Reproduce the entries so that every line matches the original exactly.

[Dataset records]
▶

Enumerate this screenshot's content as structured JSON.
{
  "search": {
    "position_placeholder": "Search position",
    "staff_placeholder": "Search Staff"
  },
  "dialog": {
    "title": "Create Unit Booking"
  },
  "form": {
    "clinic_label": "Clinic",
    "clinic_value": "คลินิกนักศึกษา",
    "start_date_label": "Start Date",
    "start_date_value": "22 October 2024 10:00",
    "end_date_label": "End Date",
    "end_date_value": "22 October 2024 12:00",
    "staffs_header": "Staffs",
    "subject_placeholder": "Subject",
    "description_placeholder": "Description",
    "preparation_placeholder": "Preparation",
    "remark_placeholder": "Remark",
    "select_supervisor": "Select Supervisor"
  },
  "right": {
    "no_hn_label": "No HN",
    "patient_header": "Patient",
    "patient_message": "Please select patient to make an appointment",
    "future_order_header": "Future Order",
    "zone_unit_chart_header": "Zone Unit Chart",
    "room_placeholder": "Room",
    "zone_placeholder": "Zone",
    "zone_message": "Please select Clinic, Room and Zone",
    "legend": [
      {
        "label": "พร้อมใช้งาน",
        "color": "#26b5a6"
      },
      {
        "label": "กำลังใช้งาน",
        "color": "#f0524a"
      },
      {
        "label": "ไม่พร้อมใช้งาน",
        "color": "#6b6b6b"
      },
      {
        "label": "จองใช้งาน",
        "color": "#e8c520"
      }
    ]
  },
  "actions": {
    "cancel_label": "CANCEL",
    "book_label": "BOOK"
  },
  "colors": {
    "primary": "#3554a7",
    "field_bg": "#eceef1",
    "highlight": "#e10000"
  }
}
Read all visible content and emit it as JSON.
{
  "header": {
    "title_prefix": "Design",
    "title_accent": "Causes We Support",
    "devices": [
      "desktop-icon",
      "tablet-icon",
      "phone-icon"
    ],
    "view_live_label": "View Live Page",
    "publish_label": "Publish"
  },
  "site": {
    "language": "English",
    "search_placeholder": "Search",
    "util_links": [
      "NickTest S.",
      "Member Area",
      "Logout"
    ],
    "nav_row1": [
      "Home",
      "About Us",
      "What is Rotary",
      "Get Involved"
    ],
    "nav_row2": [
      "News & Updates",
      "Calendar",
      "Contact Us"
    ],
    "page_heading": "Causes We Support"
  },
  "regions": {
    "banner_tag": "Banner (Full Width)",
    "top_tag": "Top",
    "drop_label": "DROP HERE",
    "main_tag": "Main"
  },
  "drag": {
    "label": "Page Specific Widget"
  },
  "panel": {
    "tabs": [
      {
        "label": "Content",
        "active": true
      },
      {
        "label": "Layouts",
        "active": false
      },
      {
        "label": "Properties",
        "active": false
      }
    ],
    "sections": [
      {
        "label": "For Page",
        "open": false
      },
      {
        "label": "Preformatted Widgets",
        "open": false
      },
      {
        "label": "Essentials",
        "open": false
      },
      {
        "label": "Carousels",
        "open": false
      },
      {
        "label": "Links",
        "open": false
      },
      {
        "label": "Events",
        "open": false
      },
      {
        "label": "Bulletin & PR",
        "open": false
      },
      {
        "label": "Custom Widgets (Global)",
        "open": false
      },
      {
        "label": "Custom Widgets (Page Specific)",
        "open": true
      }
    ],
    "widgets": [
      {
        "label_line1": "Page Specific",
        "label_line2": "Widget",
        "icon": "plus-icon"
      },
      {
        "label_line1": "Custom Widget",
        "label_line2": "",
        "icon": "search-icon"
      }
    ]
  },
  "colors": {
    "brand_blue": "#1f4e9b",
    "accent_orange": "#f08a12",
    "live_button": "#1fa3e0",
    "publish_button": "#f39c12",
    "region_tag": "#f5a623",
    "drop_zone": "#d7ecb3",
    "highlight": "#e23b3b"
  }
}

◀

> _ANSWER TO THIS PROBLEM_
Enumerate this screenshot's content as structured JSON.
{
  "search": {
    "position_placeholder": "Search position",
    "staff_placeholder": "Search Staff"
  },
  "dialog": {
    "title": "Create Unit Booking"
  },
  "form": {
    "clinic_label": "Clinic",
    "clinic_value": "คลินิกนักศึกษา",
    "start_date_label": "Start Date",
    "start_date_value": "22 October 2024 10:00",
    "end_date_label": "End Date",
    "end_date_value": "22 October 2024 12:00",
    "staffs_header": "Staffs",
    "subject_placeholder": "Subject",
    "description_placeholder": "Description",
    "preparation_placeholder": "Preparation",
    "remark_placeholder": "Remark",
    "select_supervisor": "Select Supervisor"
  },
  "right": {
    "no_hn_label": "No HN",
    "patient_header": "Patient",
    "patient_message": "Please select patient to make an appointment",
    "future_order_header": "Future Order",
    "zone_unit_chart_header": "Zone Unit Chart",
    "room_placeholder": "Room",
    "zone_placeholder": "Zone",
    "zone_message": "Please select Clinic, Room and Zone",
    "legend": [
      {
        "label": "พร้อมใช้งาน",
        "color": "#26b5a6"
      },
      {
        "label": "กำลังใช้งาน",
        "color": "#f0524a"
      },
      {
        "label": "ไม่พร้อมใช้งาน",
        "color": "#6b6b6b"
      },
      {
        "label": "จองใช้งาน",
        "color": "#e8c520"
      }
    ]
  },
  "actions": {
    "cancel_label": "CANCEL",
    "book_label": "BOOK"
  },
  "colors": {
    "primary": "#3554a7",
    "field_bg": "#eceef1",
    "highlight": "#e10000"
  }
}
Read all visible content and emit it as JSON.
{
  "header": {
    "title_prefix": "Design",
    "title_accent": "Causes We Support",
    "devices": [
      "desktop-icon",
      "tablet-icon",
      "phone-icon"
    ],
    "view_live_label": "View Live Page",
    "publish_label": "Publish"
  },
  "site": {
    "language": "English",
    "search_placeholder": "Search",
    "util_links": [
      "NickTest S.",
      "Member Area",
      "Logout"
    ],
    "nav_row1": [
      "Home",
      "About Us",
      "What is Rotary",
      "Get Involved"
    ],
    "nav_row2": [
      "News & Updates",
      "Calendar",
      "Contact Us"
    ],
    "page_heading": "Causes We Support"
  },
  "regions": {
    "banner_tag": "Banner (Full Width)",
    "top_tag": "Top",
    "drop_label": "DROP HERE",
    "main_tag": "Main"
  },
  "drag": {
    "label": "Page Specific Widget"
  },
  "panel": {
    "tabs": [
      {
        "label": "Content",
        "active": true
      },
      {
        "label": "Layouts",
        "active": false
      },
      {
        "label": "Properties",
        "active": false
      }
    ],
    "sections": [
      {
        "label": "For Page",
        "open": false
      },
      {
        "label": "Preformatted Widgets",
        "open": false
      },
      {
        "label": "Essentials",
        "open": false
      },
      {
        "label": "Carousels",
        "open": false
      },
      {
        "label": "Links",
        "open": false
      },
      {
        "label": "Events",
        "open": false
      },
      {
        "label": "Bulletin & PR",
        "open": false
      },
      {
        "label": "Custom Widgets (Global)",
        "open": false
      },
      {
        "label": "Custom Widgets (Page Specific)",
        "open": true
      }
    ],
    "widgets": [
      {
        "label_line1": "Page Specific",
        "label_line2": "Widget",
        "icon": "plus-icon"
      },
      {
        "label_line1": "Custom Widget",
        "label_line2": "",
        "icon": "search-icon"
      }
    ]
  },
  "colors": {
    "brand_blue": "#1f4e9b",
    "accent_orange": "#f08a12",
    "live_button": "#1fa3e0",
    "publish_button": "#f39c12",
    "region_tag": "#f5a623",
    "drop_zone": "#d7ecb3",
    "highlight": "#e23b3b"
  }
}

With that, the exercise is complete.